DiMartino added that a state grant paid for load-bearing vests now worn by all Exmore police officers. A load-bearing vest can hold many items of police gear, and university studies have shown load-bearing vests prevent and relieve leg, hip, and back pain, he said.

The remaining 90% of the ARP funds would be applied to the cost of Exmore’s sewer project.

Exmore negotiated an agreement with the Hampton Roads Sanitation District, which will build a force main near Route 13 to carry wastewater from Exmore and other localities to the Onancock treatment plant, which has excess capacity.

Exmore will be able to close its sewer treatment plant and build out its collection system to serve every home and business in town, increasing the number of sewer customers from about 350 to 900.

Exmore will bear the distinction of being the only town in the Hampton Roads Sanitation District to maintain its own sewer system and bill its customers, due to effective negotiations by town officials.

Duer noted that HRSD representatives have not yet signed the agreement, but he is confident they will.

Exmore business owner Ken Dufty thanked town officials for working with HRSD and made one request: the town should not require every household to purchase a grinder pump for processing wastewater into a slurry before sending it through the sewer collection system.

Dufty explained that as a landlord, his former tenants had completely blocked a septic tank by flushing items down the toilet such as diapers, toys, rubber gloves, and cigarette butts.
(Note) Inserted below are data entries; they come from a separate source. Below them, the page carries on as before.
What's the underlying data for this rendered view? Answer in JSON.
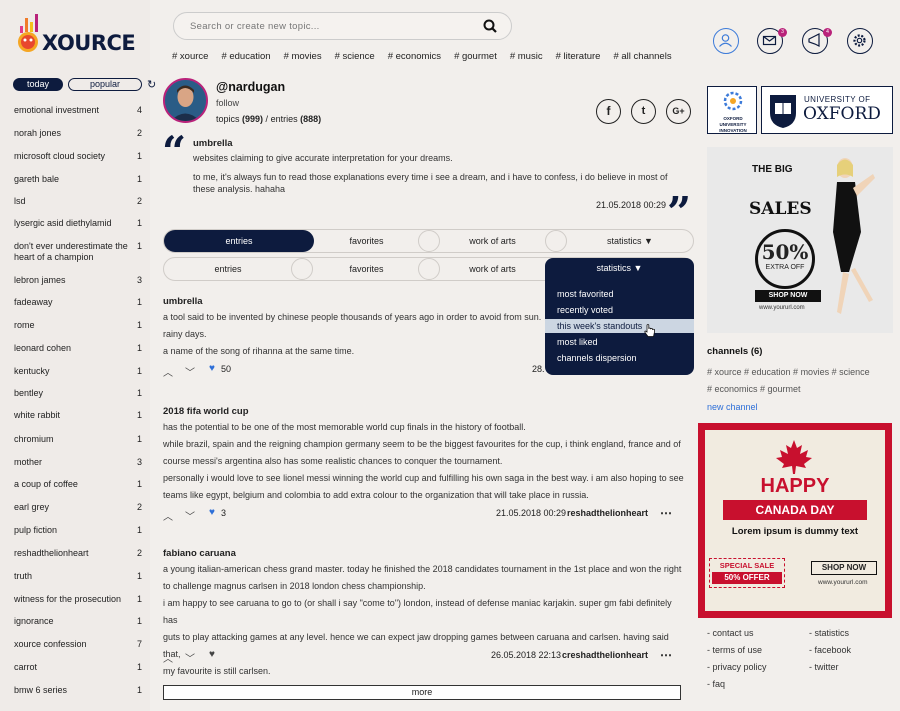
{
  "brand": {
    "name": "XOURCE"
  },
  "sidebar": {
    "tabs": [
      {
        "label": "today"
      },
      {
        "label": "popular"
      }
    ],
    "trending": [
      {
        "label": "emotional investment",
        "count": "4"
      },
      {
        "label": "norah jones",
        "count": "2"
      },
      {
        "label": "microsoft cloud society",
        "count": "1"
      },
      {
        "label": "gareth bale",
        "count": "1"
      },
      {
        "label": "lsd",
        "count": "2"
      },
      {
        "label": "lysergic asid diethylamid",
        "count": "1"
      },
      {
        "label": "don't ever underestimate the heart of a champion",
        "count": "1"
      },
      {
        "label": "lebron james",
        "count": "3"
      },
      {
        "label": "fadeaway",
        "count": "1"
      },
      {
        "label": "rome",
        "count": "1"
      },
      {
        "label": "leonard cohen",
        "count": "1"
      },
      {
        "label": "kentucky",
        "count": "1"
      },
      {
        "label": "bentley",
        "count": "1"
      },
      {
        "label": "white rabbit",
        "count": "1"
      },
      {
        "label": "chromium",
        "count": "1"
      },
      {
        "label": "mother",
        "count": "3"
      },
      {
        "label": "a coup of coffee",
        "count": "1"
      },
      {
        "label": "earl grey",
        "count": "2"
      },
      {
        "label": "pulp fiction",
        "count": "1"
      },
      {
        "label": "reshadthelionheart",
        "count": "2"
      },
      {
        "label": "truth",
        "count": "1"
      },
      {
        "label": "witness for the prosecution",
        "count": "1"
      },
      {
        "label": "ignorance",
        "count": "1"
      },
      {
        "label": "xource confession",
        "count": "7"
      },
      {
        "label": "carrot",
        "count": "1"
      },
      {
        "label": "bmw 6 series",
        "count": "1"
      }
    ]
  },
  "search": {
    "placeholder": "Search or create new topic..."
  },
  "hashtags": [
    "# xource",
    "# education",
    "# movies",
    "# science",
    "# economics",
    "# gourmet",
    "# music",
    "# literature",
    "# all channels"
  ],
  "notifications": {
    "messages": "3",
    "announcements": "4"
  },
  "profile": {
    "username": "@nardugan",
    "follow": "follow",
    "topics_label": "topics",
    "topics": "(999)",
    "sep": " / ",
    "entries_label": "entries",
    "entries": "(888)",
    "social": [
      "f",
      "t",
      "G+"
    ]
  },
  "quote": {
    "title": "umbrella",
    "line1": "websites claiming to give accurate interpretation for your dreams.",
    "line2": "to me, it's always fun to read those explanations every time i see a dream, and i have to confess, i do believe in most of these analysis. hahaha",
    "date": "21.05.2018 00:29"
  },
  "tabbar1": {
    "tabs": [
      "entries",
      "favorites",
      "work of arts",
      "statistics"
    ]
  },
  "tabbar2": {
    "tabs": [
      "entries",
      "favorites",
      "work of arts",
      "statistics"
    ]
  },
  "dropdown": {
    "items": [
      "most favorited",
      "recently voted",
      "this week's standouts",
      "most liked",
      "channels dispersion"
    ]
  },
  "entries": [
    {
      "title": "umbrella",
      "lines": [
        "a tool said to be invented by chinese people thousands of years ago in order to avoid from sun.",
        "rainy days.",
        "a name of the song of rihanna at the same time."
      ],
      "likes": "50",
      "date": "28.",
      "author": ""
    },
    {
      "title": "2018 fifa world cup",
      "lines": [
        "has the potential to be one of the most memorable world cup finals in the history of football.",
        "while brazil, spain and the reigning champion germany seem to be the biggest favourites for the cup, i think england, france and of",
        "course messi's argentina also has some realistic chances to conquer the tournament.",
        "personally i would love to see lionel messi winning the world cup and fulfilling his own saga in the best way. i am also hoping to see",
        "teams like egypt, belgium and colombia to add extra colour to the organization that will take place in russia."
      ],
      "likes": "3",
      "date": "21.05.2018 00:29",
      "author": "reshadthelionheart"
    },
    {
      "title": "fabiano caruana",
      "lines": [
        "a young italian-american chess grand master. today he finished the 2018 candidates tournament in the 1st place and won the right",
        "to challenge magnus carlsen in 2018 london chess championship.",
        "i am happy to see caruana to go to (or shall i say \"come to\") london, instead of defense maniac karjakin. super gm fabi definitely has",
        "guts to play attacking games at any level. hence we can expect jaw dropping games between caruana and carlsen. having said that,",
        "my favourite is still carlsen."
      ],
      "likes": "",
      "date": "26.05.2018 22:13",
      "author": "creshadthelionheart"
    }
  ],
  "more_label": "more",
  "ads": {
    "oxford_innovation": "OXFORD UNIVERSITY INNOVATION",
    "oxford_univ_of": "UNIVERSITY OF",
    "oxford_name": "OXFORD",
    "sale_the_big": "THE BIG",
    "sale_sales": "SALES",
    "sale_pct": "50%",
    "sale_extra": "EXTRA OFF",
    "sale_shop": "SHOP NOW",
    "sale_url": "www.yoururl.com",
    "canada_happy": "HAPPY",
    "canada_day": "CANADA DAY",
    "canada_lorem": "Lorem ipsum is dummy text",
    "canada_special": "SPECIAL SALE",
    "canada_offer": "50% OFFER",
    "canada_shop": "SHOP NOW",
    "canada_url": "www.yoururl.com"
  },
  "channels": {
    "title": "channels",
    "count": "(6)",
    "tags_row1": "# xource  # education  # movies  # science",
    "tags_row2": "# economics  # gourmet",
    "new_channel": "new channel"
  },
  "footer": {
    "col1": [
      "- contact us",
      "- terms of use",
      "- privacy policy",
      "- faq"
    ],
    "col2": [
      "- statistics",
      "- facebook",
      "- twitter"
    ]
  },
  "colors": {
    "navy": "#0d1b3e",
    "accent": "#b9227a",
    "red": "#c8102e",
    "like_blue": "#2e6fd8"
  }
}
Those types of items would ruin a grinder pump and cost thousands of dollars in repairs over time.

Dufty acknowledged his suggestion might not be possible, but he wanted town officials to consider it.

But his outlook on the town’s future was overall positive. “I think we’re going to see a renewed interest, once we get that sewage in here, in developing commercial, residential, light industrial. I think it’s going to be a huge plus for us,” Dufty said.

He added that real estate values increase when a town offers both water and sewer service.

“People are buying in Exmore. People are coming here because we’re not Cape Charles. They’re coming here because we’re not Virginia Beach,” Dufty said.

“They’re coming here because we have low taxes, and good services, and good police enforcement, a good zoning administrator, great town manager … great administration, great public works … we have it all, and people are beginning to know that.”

In another matter, Exmore’s new well system has run into trouble after one year.

Director of Utilities Taylor Dukes said one of the well pump motors, which was out of warranty, experienced a catastrophic failure and cost $6,300 to replace.

He consulted an engineer, who determined an installation error caused the failure and “the motor welded itself together,” Dukes explained.

Exmore will likely end up in litigation with the installer, he said.

However, the town’s financial situation appears to be improving. A moratorium on utility shutoffs continues, but Exmore is receiving some COVID-19 relief and the situation is not in “dire straits,” Duer said.

He also expects the town to receive all the business license revenue it budgeted, about $100,000.